- Devon Energy Corporation (DVN) shares broke above an 11-month downtrend line, with the price closing above the 200-day simple moving average (SMA) for the first time since mid-January.
- Occidental Petroleum Corporation (OXY) shares have broken above a downtrend line on above-average volume, indicating possible institutional buying.
Vitol cautioned that oil prices could face some near-term weakness as several Iranian oil exports resume operations but expect the commodity to be trading at $50 in 2021. Below, we take a closer look at two leading oil names that have recently broken above multi-month downtrend lines. We'll also analyze their charts using technical analysis to identify possible trading opportunities.
Devon Energy Corporation (DVN)
Devon Energy explores for and produces oil, natural gas, and natural gas liquids in the United States. While the Oklahoma-based energy giant recently posted a third quarter loss of four cents per share, the figure came in ahead of the eight-cent loss analysts had expected. Moreover, the earnings beat marks the seventh consecutive quarter that the company has topped bottom-line forecasts. Last month, Truist analyst Neal Dingmann upgraded Devon Energy stock to "Buy" from "Hold" and revised his price target from $14 to $16. Dingmann argues that the company has an attractive valuation and an ability to generate solid free cash flow (FCF) through its stable operational plan. Devon Energy stock has a market capitalization of $4.5 billion and offers a healthy 3.88% dividend yield but is trading over 50% lower on the year. However, the shares have jumped 22% in the past week as of Nov. 11, 2020.

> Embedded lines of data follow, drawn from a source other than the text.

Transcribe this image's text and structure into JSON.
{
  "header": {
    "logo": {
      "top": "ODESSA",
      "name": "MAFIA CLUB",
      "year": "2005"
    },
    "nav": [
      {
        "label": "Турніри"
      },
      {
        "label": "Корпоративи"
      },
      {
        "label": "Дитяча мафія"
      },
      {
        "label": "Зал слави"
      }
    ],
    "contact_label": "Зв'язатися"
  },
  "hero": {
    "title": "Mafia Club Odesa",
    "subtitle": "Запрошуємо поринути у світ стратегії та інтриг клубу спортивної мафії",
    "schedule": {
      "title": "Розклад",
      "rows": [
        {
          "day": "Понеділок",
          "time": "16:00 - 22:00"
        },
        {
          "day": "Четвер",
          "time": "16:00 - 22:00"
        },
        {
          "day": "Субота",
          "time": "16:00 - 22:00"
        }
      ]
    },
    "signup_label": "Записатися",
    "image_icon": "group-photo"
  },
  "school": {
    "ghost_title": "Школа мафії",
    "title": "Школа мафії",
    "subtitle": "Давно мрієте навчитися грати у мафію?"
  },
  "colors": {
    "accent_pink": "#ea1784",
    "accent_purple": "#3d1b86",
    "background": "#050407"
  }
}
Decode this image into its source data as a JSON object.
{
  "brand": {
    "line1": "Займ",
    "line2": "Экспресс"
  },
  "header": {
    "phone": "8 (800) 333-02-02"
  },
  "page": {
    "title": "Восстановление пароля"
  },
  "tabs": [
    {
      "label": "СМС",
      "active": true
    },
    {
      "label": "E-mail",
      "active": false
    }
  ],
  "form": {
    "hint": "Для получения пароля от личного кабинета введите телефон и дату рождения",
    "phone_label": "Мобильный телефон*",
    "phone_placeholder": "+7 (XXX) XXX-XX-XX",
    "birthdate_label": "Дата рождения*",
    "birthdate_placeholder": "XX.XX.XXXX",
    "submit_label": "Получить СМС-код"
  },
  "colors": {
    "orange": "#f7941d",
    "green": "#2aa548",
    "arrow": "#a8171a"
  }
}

The share price staged an impressive breakout above an 11-month downtrend line Monday, with gains accelerating yesterday to record the first close above the closely watched 200-day SMA since mid-January. Those who buy at current levels should look to book profits near $19.80 – an area on the chart that finds resistance from a crucial horizontal line. Protect trading capital with the stop-loss order placed below the breakout level at $9.85.
Occidental Petroleum Corporation (OXY)
With an $11.52 billion market cap, Occidental Petroleum is an independent exploration and production company with operations in the United States, Latin America, and the Middle East. The energy producer on Tuesday posted a third quarter loss of 84 cents per share on revenue of $3.3 billion. Wall Street had expected a loss of 70 cents per share on sales of $4.3 billion. To combat lower oil prices and weaker demand amid the ongoing health crisis, the company continues to focus on cost controls. Domestic operating expenses for the quarter were down 36% from the year-ago quarter. As of Nov. 11, 2020, the stock issues a 0.33% dividend yield and has tumbled 68% year to date. Over the past week, the shares have rebounded 27.76%, indicating a possible shift in sentiment.
After plunging to a 20-year low just last month, the shares have reversed course rapidly to trade above a downtrend line that extends back to February. Furthermore, the move has occurred on above-average volume, indicating possible institutional buying. Active traders who enter here should consider scaling out at key overhead resistance levels $24.50 and $37.50 while limiting downside by placing a stop somewhere beneath the downtrend line.
Scaling out is the process of selling off portions of total held shares while the price increases. To scale out means to get out of a position (e.g., to sell) in increments as the price climbs.
Disclosure: The author held no positions in the aforementioned securities at the time of publication.